● TASK PROMPT
Please copy every record below exactly, leaving out the pictures.

Data records:
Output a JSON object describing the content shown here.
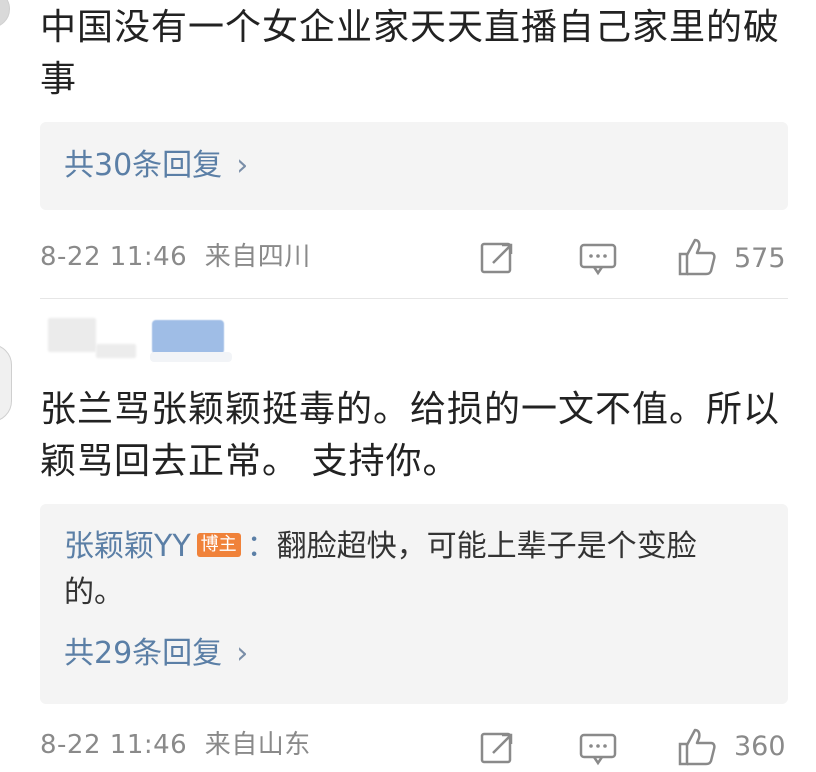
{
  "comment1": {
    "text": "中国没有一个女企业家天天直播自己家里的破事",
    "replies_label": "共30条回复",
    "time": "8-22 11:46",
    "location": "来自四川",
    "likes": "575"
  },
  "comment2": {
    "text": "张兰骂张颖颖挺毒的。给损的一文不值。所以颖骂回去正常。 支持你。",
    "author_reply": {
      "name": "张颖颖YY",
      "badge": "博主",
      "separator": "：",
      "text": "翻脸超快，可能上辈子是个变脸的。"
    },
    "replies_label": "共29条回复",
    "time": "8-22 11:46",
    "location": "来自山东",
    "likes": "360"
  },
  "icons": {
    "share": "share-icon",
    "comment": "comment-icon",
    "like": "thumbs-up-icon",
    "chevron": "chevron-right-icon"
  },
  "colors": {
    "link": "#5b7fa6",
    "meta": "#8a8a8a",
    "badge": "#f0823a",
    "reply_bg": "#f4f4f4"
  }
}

● WRITTEN RESPONSE
Output a JSON object describing the content shown here.
{
  "comment1": {
    "text": "中国没有一个女企业家天天直播自己家里的破事",
    "replies_label": "共30条回复",
    "time": "8-22 11:46",
    "location": "来自四川",
    "likes": "575"
  },
  "comment2": {
    "text": "张兰骂张颖颖挺毒的。给损的一文不值。所以颖骂回去正常。 支持你。",
    "author_reply": {
      "name": "张颖颖YY",
      "badge": "博主",
      "separator": "：",
      "text": "翻脸超快，可能上辈子是个变脸的。"
    },
    "replies_label": "共29条回复",
    "time": "8-22 11:46",
    "location": "来自山东",
    "likes": "360"
  },
  "icons": {
    "share": "share-icon",
    "comment": "comment-icon",
    "like": "thumbs-up-icon",
    "chevron": "chevron-right-icon"
  },
  "colors": {
    "link": "#5b7fa6",
    "meta": "#8a8a8a",
    "badge": "#f0823a",
    "reply_bg": "#f4f4f4"
  }
}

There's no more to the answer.